Q: Can I use your TBARS Assay to measure the TBARS level in my blood?

A: No, our TBARS Assay Kit is strictly for use by researchers in a laboratory. It cannot be used for diagnostic use to test patient samples.


Q: How does the sensitivity of your MDA ELISA Kits compare to the TBARS Assay?

A: The MDA Adduct Competitive ELISA Kit is more sensitive than the TBARS Assay, but actually the two assays are not directly comparable.  The MDA ELISA is more specific and only measures MDA protein adducts, while TBARS measures total MDA, including free MDA and MDA adducts, resulting in higher values with the TBARS assay compared to the MDA Adduct ELISA.  If you are using samples that have a high hemoglobin content, you may want to consider using the ELISA since hemoglobin can interfere with the TBARS Assay.


Q: What is the butanol extraction?

A: Butanol extraction is an optional step performed on both the samples and standards. It is used to remove any remaining hemoglobin in the sample that could cause a false positive due to hemoglobin’s strong absorbance at 540 nm which is very close to MDA-TBA absorbance at 532 nm.  The pink color of the solution after the MDA-TBA adduct reaction can come from either the MDA-TBA or hemoglobin, so performing a butanol extraction allows you to measure just the color initiated from MDA-TBA adduct.


Q: Is the butanol step necessary?

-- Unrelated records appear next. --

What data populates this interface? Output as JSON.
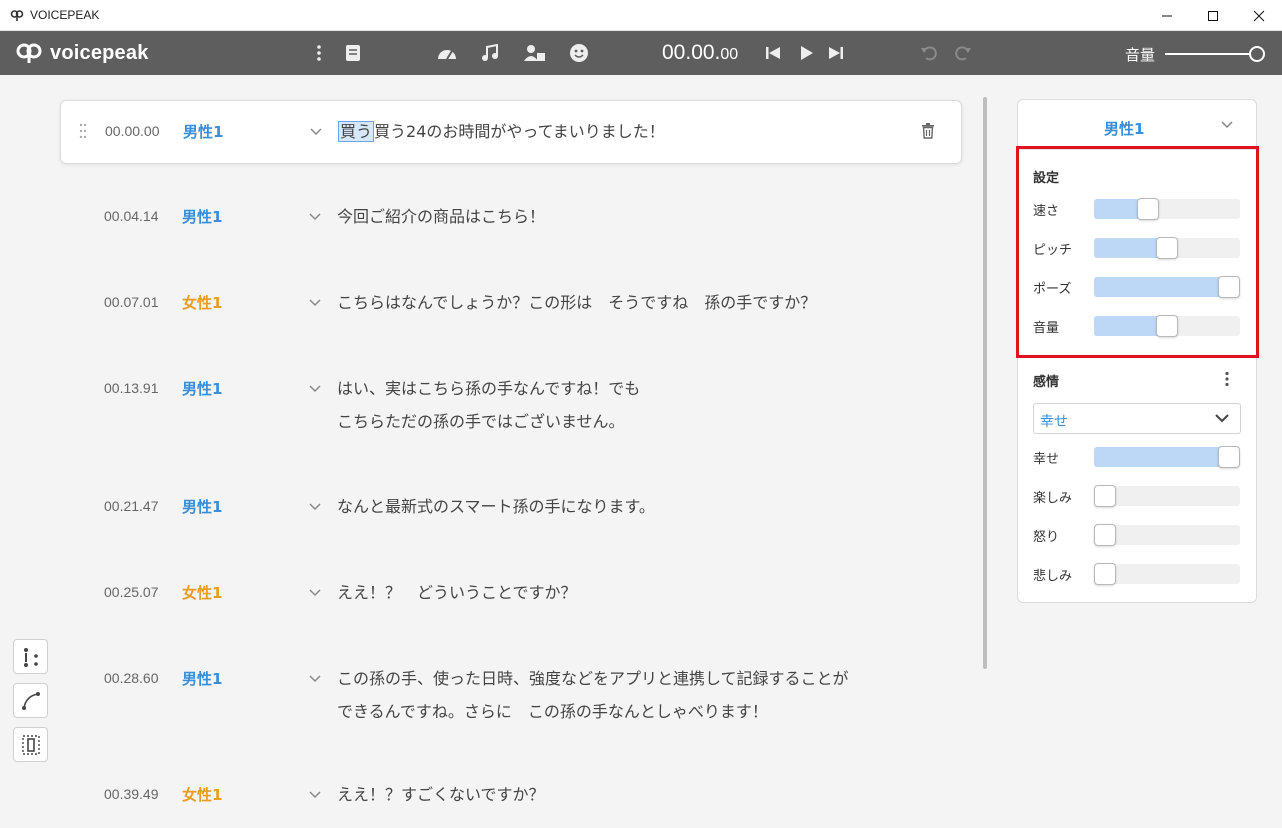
{
  "window": {
    "title": "VOICEPEAK"
  },
  "toolbar": {
    "logo_text": "voicepeak",
    "time_main": "00.00.",
    "time_frac": "00",
    "volume_label": "音量",
    "volume_level": 1.0,
    "icons": [
      "more-vert-icon",
      "dictionary-icon",
      "speedometer-icon",
      "music-note-icon",
      "narrator-icon",
      "smiley-icon",
      "skip-previous-icon",
      "play-icon",
      "skip-next-icon",
      "undo-icon",
      "redo-icon"
    ]
  },
  "rows": [
    {
      "time": "00.00.00",
      "speaker": "男性1",
      "gender": "male",
      "selected_text": "買う",
      "text": "買う24のお時間がやってまいりました！"
    },
    {
      "time": "00.04.14",
      "speaker": "男性1",
      "gender": "male",
      "text": "今回ご紹介の商品はこちら！"
    },
    {
      "time": "00.07.01",
      "speaker": "女性1",
      "gender": "female",
      "text": "こちらはなんでしょうか？この形は　そうですね　孫の手ですか？"
    },
    {
      "time": "00.13.91",
      "speaker": "男性1",
      "gender": "male",
      "text": "はい、実はこちら孫の手なんですね！でも",
      "text2": "こちらただの孫の手ではございません。"
    },
    {
      "time": "00.21.47",
      "speaker": "男性1",
      "gender": "male",
      "text": "なんと最新式のスマート孫の手になります。"
    },
    {
      "time": "00.25.07",
      "speaker": "女性1",
      "gender": "female",
      "text": "ええ！？　どういうことですか？"
    },
    {
      "time": "00.28.60",
      "speaker": "男性1",
      "gender": "male",
      "text": "この孫の手、使った日時、強度などをアプリと連携して記録することが",
      "text2": "できるんですね。さらに　この孫の手なんとしゃべります！"
    },
    {
      "time": "00.39.49",
      "speaker": "女性1",
      "gender": "female",
      "text": "ええ！？すごくないですか？"
    }
  ],
  "panel": {
    "narrator": "男性1",
    "settings_title": "設定",
    "settings": [
      {
        "label": "速さ",
        "level": 0.35
      },
      {
        "label": "ピッチ",
        "level": 0.5
      },
      {
        "label": "ポーズ",
        "level": 1.0
      },
      {
        "label": "音量",
        "level": 0.5
      }
    ],
    "emotion_title": "感情",
    "emotion_selected": "幸せ",
    "emotions": [
      {
        "label": "幸せ",
        "level": 1.0
      },
      {
        "label": "楽しみ",
        "level": 0.0
      },
      {
        "label": "怒り",
        "level": 0.0
      },
      {
        "label": "悲しみ",
        "level": 0.0
      }
    ]
  },
  "colors": {
    "male": "#3a8ed8",
    "female": "#e89d22",
    "toolbar_bg": "#5e5e5e",
    "highlight": "#e0141e",
    "slider_fill": "#bcd8f6"
  }
}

A: The butanol extraction is an optional step that should be performed on serum samples or other samples that have high hemoglobin levels.  The butanol extraction step will remove hemoglobin from the sample, which has the same absorbance as the MDA-TBA complex and can cause a false positive if present in the sample.


Q: Is the butanol fraction the upper phase?

A: The butanol will be the upper (organic) phase after vortexing and will contain the MDA-TBA.   Hemoglobin, which is protein, will stay with lower (aqueous) phase.


Q: Why does your kit manual recommend using samples less than 1 month old?

A: The storage guidelines refer to the MDA modification, which is not very stable, and can begin to degrade after 1 month of storage at -80ºC.  Degradation may not be an issue if you are only interested in relative comparisons between samples that have been stored for the same length of time.  It may be more difficult to detect MDA in older samples, but this will depend on the initial level of MDA and the extent of degradation.


Q: What can I do if my samples have been stored at -80ºC for over a year?

A: For samples that have been at -80ºC for a year, you may want to consider testing a different marker such as 8-OHdG in DNA or protein carbonyl, both of which are very stable markers of oxidative stress.


Q: Is it necessary to add BHT to samples? 

A: BHT is an antioxidant that helps prevent samples from further oxidation during the assay and we don’t recommend omitting this from your samples.


Q: Is this compatible with liver tissue samples?

A: Liver samples can be used with the TBARS assay; however liver contains many red blood cells which can interfere with the assay.  When using liver samples with the TBARS assay, we recommend performing both the perfusion and butanol extraction steps to remove any remaining hemoglobin that can produce a false positive due to hemoglobin’s strong absorbance at 540 nm. 


Q: Is this assay compatible with plant samples that contain anthocyanins?

A: We have not tested the TBARS Assay with plant samples, but it should be compatible. The butanol extraction (step 8 of the assay protocol) should be performed, which will remove the anthocyanins to the aqueous phase.  There is evidence in the literature that the TBARS Assay has worked with plant samples.


Q: What is the best way to collect serum and plasma samples?

A: There is no specific collection protocol for use with the TBARS assay and any anticoagulant can be used.  Samples should be used soon after collection since MDA is not stable, and samples can only be stored at -80 C for up to 1-2 months.


Q: Is the TBARS Assay compatible with samples of any species?

A: Our TBARS Assay is not species specific and can be used with samples from any species.